For a television series to make truly brilliant binge watching it has to be equal parts well written/produced/etc and guilty pleasure. That might, at first glance, seem contradictory. If it is a guilty pleasure, surely it couldn’t also be well made? Think again. I’m talking about those shows that are a bit silly, but that’s what they are trying to be; something that relies on clichés and tropes deliberately, something tongue-in-cheek and straight up FUN. And that is what Miss Fisher’s Murder Mysteries does in spades.
No matter how long I live in the UK, I will always get homesick for Australia. One evening, missing the smell of the Aussie soil and the look of the brownish-green grass, I decided to finally give Miss Fisher’s Murder Mysteries a go (and thankfully Netflix has the first two seasons available for streaming, the third season is currently airing in Australia). The series feels more like a wish-fulfillment fantasy than a believable tale of a lady PI, but the ridiculously OTT feel is what makes it so brilliant. I went from one curious episode to binge watching the lot (come on Netflix, when will you get season 3?!).
The series isn’t exactly highbrow television. It is absolutely ludicrous; fanciful, fun, and fabulous. You will want Phryne Fisher’s wardrobe and laissez faire sexual attitudes, but more than anything, you’ll wish you had the money to be a Private Investigator for the fun of it (she rarely asks for payment from those she helps). On top of all that, it’s impossible not to appreciate her propensity for picking up strays – Burt and Cec the hapless taxi drivers, Dot the Catholic housemaid and ladies’ companion, young street urchin Jane, and so on.
Even by today’s standards Miss Fisher is a woman to turn heads. She is so liberal and strong-minded you’d never dare second-guess her. She doesn’t want marriage or children, supports abortion, and is very close with her lesbian, doctor friend. There’s nothing that really shocks Miss Fisher other than injustice. The way she takes everything in her stride makes any questioning of her social views a moot point.

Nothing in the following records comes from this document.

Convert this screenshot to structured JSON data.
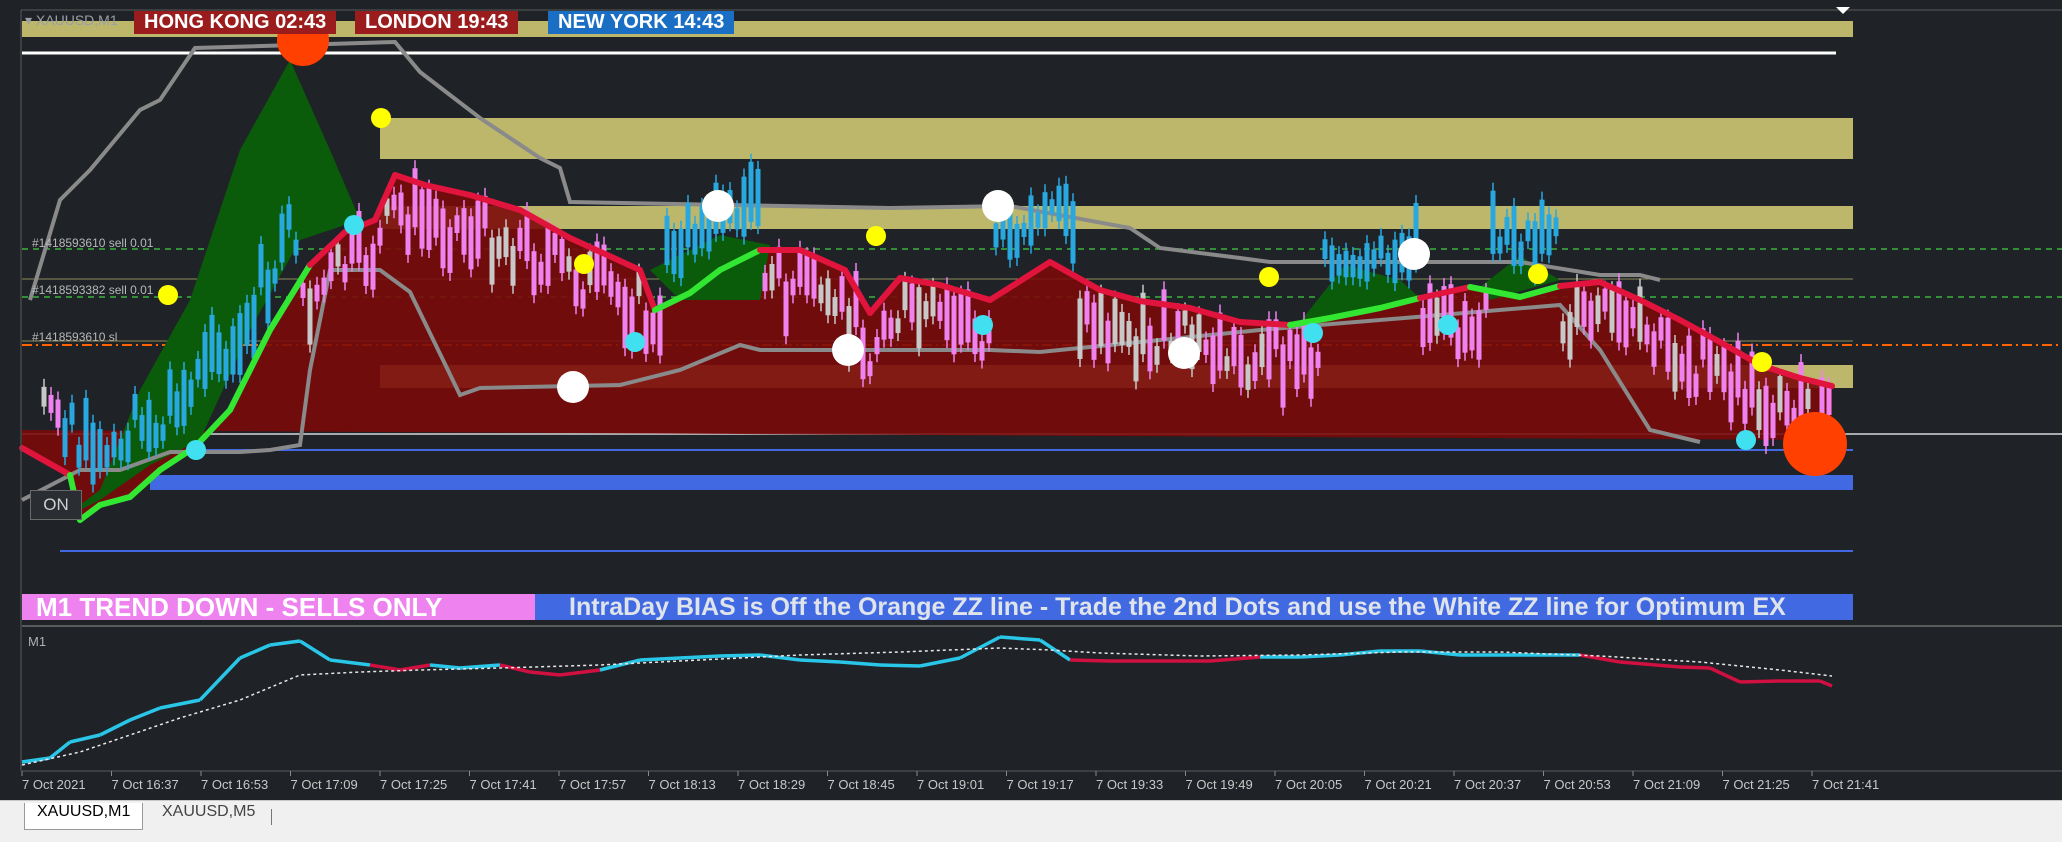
{
  "chart": {
    "symbol": "XAUUSD,M1",
    "timeframe_label": "M1",
    "sessions": [
      {
        "label": "HONG KONG 02:43"
      },
      {
        "label": "LONDON 19:43"
      },
      {
        "label": "NEW YORK 14:43"
      }
    ],
    "order_lines": [
      {
        "label": "#1418593610 sell 0.01"
      },
      {
        "label": "#1418593382 sell 0.01"
      },
      {
        "label": "#1418593610 sl"
      }
    ],
    "on_button": "ON",
    "trend_banner": "M1  TREND DOWN - SELLS ONLY",
    "bias_banner": "IntraDay BIAS is Off the Orange ZZ line - Trade the 2nd Dots and use the White ZZ line for Optimum EX",
    "time_ticks": [
      "7 Oct 2021",
      "7 Oct 16:37",
      "7 Oct 16:53",
      "7 Oct 17:09",
      "7 Oct 17:25",
      "7 Oct 17:41",
      "7 Oct 17:57",
      "7 Oct 18:13",
      "7 Oct 18:29",
      "7 Oct 18:45",
      "7 Oct 19:01",
      "7 Oct 19:17",
      "7 Oct 19:33",
      "7 Oct 19:49",
      "7 Oct 20:05",
      "7 Oct 20:21",
      "7 Oct 20:37",
      "7 Oct 20:53",
      "7 Oct 21:09",
      "7 Oct 21:25",
      "7 Oct 21:41"
    ]
  },
  "tabs": [
    {
      "label": "XAUUSD,M1",
      "active": true
    },
    {
      "label": "XAUUSD,M5",
      "active": false
    }
  ],
  "colors": {
    "background": "#1f2226",
    "bull_candle": "#29a8e0",
    "bear_candle": "#ee82ee",
    "neutral_candle": "#c8c8c8",
    "supply_zone": "#bdb76b",
    "demand_zone": "#4169e1",
    "uptrend_fill": "#0a5c0a",
    "downtrend_fill": "#7a0a0a",
    "uptrend_line": "#32e632",
    "downtrend_line": "#e0143c",
    "channel": "#8a8a8a",
    "sell_line": "#3cb43c",
    "sl_line": "#ff6400",
    "osc_up": "#29c6e8",
    "osc_down": "#d01040"
  }
}
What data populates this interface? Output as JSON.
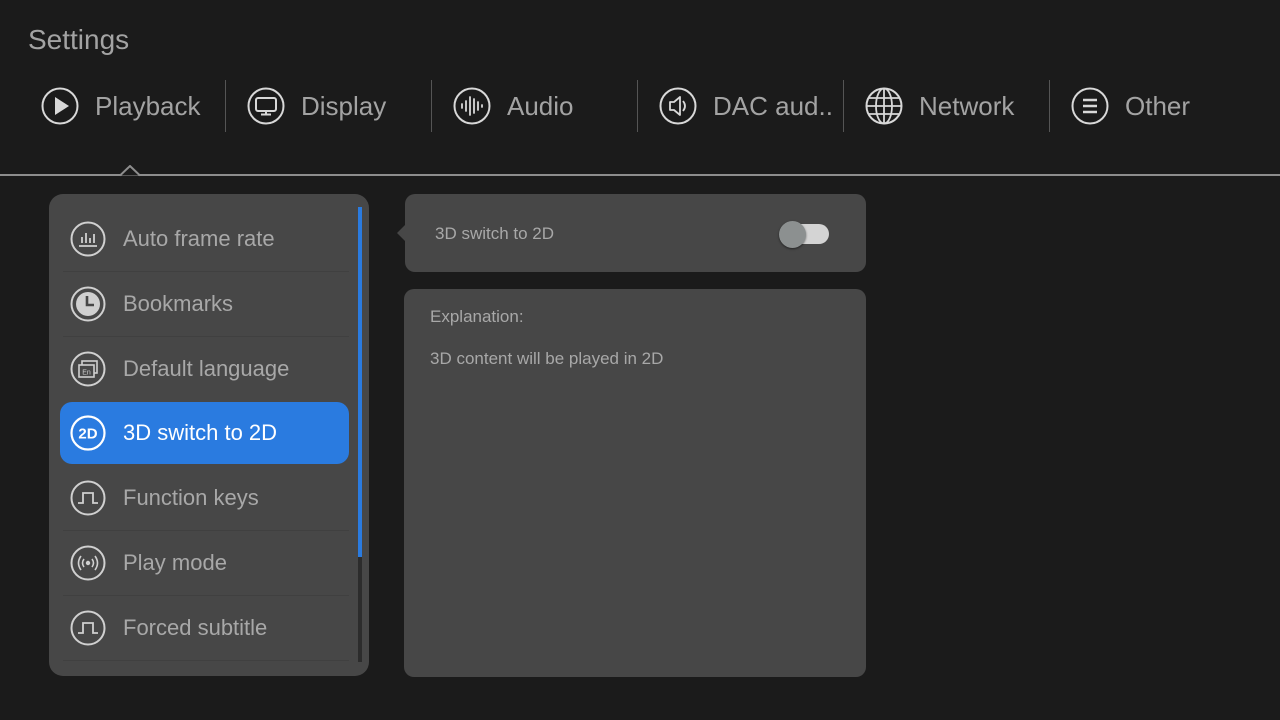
{
  "header": {
    "title": "Settings"
  },
  "tabs": [
    {
      "label": "Playback",
      "icon": "play-circle-icon",
      "selected": true
    },
    {
      "label": "Display",
      "icon": "monitor-icon",
      "selected": false
    },
    {
      "label": "Audio",
      "icon": "audio-waveform-icon",
      "selected": false
    },
    {
      "label": "DAC aud..",
      "icon": "speaker-icon",
      "selected": false
    },
    {
      "label": "Network",
      "icon": "globe-icon",
      "selected": false
    },
    {
      "label": "Other",
      "icon": "menu-lines-icon",
      "selected": false
    }
  ],
  "menu": {
    "items": [
      {
        "label": "Auto frame rate",
        "icon": "bar-chart-icon",
        "selected": false
      },
      {
        "label": "Bookmarks",
        "icon": "clock-icon",
        "selected": false
      },
      {
        "label": "Default language",
        "icon": "language-en-icon",
        "selected": false
      },
      {
        "label": "3D switch to 2D",
        "icon": "2d-icon",
        "selected": true
      },
      {
        "label": "Function keys",
        "icon": "pulse-wave-icon",
        "selected": false
      },
      {
        "label": "Play mode",
        "icon": "broadcast-icon",
        "selected": false
      },
      {
        "label": "Forced subtitle",
        "icon": "pulse-wave-icon",
        "selected": false
      }
    ],
    "scroll": {
      "thumb_fraction": 0.77,
      "position_fraction": 0.0
    }
  },
  "detail": {
    "toggle_label": "3D switch to 2D",
    "toggle_on": false,
    "explanation_heading": "Explanation:",
    "explanation_text": "3D content will be played in 2D"
  },
  "colors": {
    "accent": "#2a7be0",
    "background": "#1b1b1b",
    "panel": "#474747"
  }
}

Her views and behaviour never even come into question, she is who she is, and she is SPECTACULAR!
Murders abound in Melbourne

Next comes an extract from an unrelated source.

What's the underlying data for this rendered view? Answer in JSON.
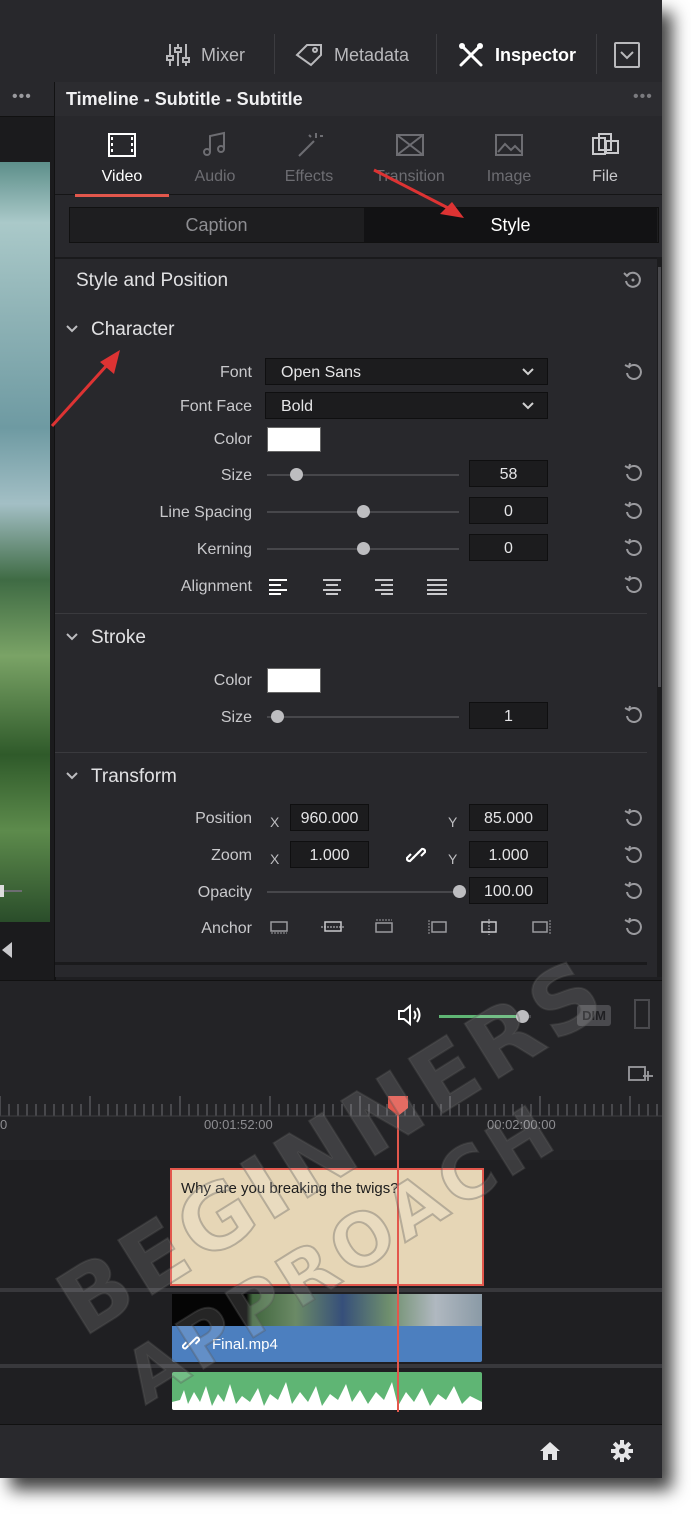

The series is set in Melbourne, where Phryne Fisher has recently returned after spending many years in Europe since the War. She is drawn back home when the man responsible for her sister’s kidnap and supposed murder is up for parole – Miss Fisher makes it her mission to keep him behind bars. As she settles into Melbourne, she finds herself caught up in a murder mystery and finds that she rather has a nose for clues. Phryne sets herself up as a private investigator and continues to get in the way of local Inspector Jack Robinson. With Jack’s help, Phryne has access to police files and resources, while her position outside the force allows her to investigate in a more unorthodox manner.
A brilliant will they, won’t they
All the best shows have rampant sexual tension and Miss Fisher’s includes some of the best smoldering stolen glances and denied feelings I’ve ever seen. Like any good Private Investigator worth their sort, Phryne Fisher quickly befriends a local Inspector, Jack Robinson. Jack is a bit of a stick in the mud, stickler for process and playing by the rules, but above everything else, he is a very good man. He finds Phryne’s unconventional nature and persistence at first frustrating and eventually charming. While he soon falls for her, he recognizes her independent spirit and never judges her for it – and this is what makes him absolutely bloody perfect.
Unlike some will they won’t they narratives, it makes sense for both the characters that they hold back and don’t go there. For Phryne, she doesn’t like to commit to anyone for more than a fun dalliance. Meanwhile, Jack is clearly a straight arrow – he’d want something settled and long term. But both are far too aware of the other and considerate of the fact that they want different things. The audience will just have to keep hoping that one day their desire for each other will overcome their differences (or not – it’s always more fun to keep the sexual tension ramped up).
A snapshot of an era
For those who have been to the great city of Melbourne, the series will feel very true to its setting. The buildings and landscapes featured are real Melbourne locations and act as a kind of postcard – who wouldn’t want to visit such a place?! If the physical setting weren’t enough to draw the viewers in, the temporal setting is equally enticing. After the First World War and into a period of growth for Australia, the late 1920’s provide an exquisite backdrop to Phryne’s investigations. The show also captures the multicultural aspects of Australian life – as true then as it is now.
The series also doesn’t shy away from challenging the prominent social views and laws of the time. One of Phryne’s closes friends is a lesbian (homosexuality was illegal at the time), she speaks out in favour of birth control and abortion, and makes it clear she does not necessarily approve of hanging murderers. Religion is also covered by the series – from Dot’s devout Catholicism and confliction when it comes to dating Hugh Collins (a Protestant), to Phryne’s unclear, potentially atheistic beliefs. It even touches on the teetotal movement popular among some communities at the time.
If you are looking for a new series to get your teeth stuck into, I can’t recommend Miss Fisher’s Murder Mysteries enough. It’s great fun.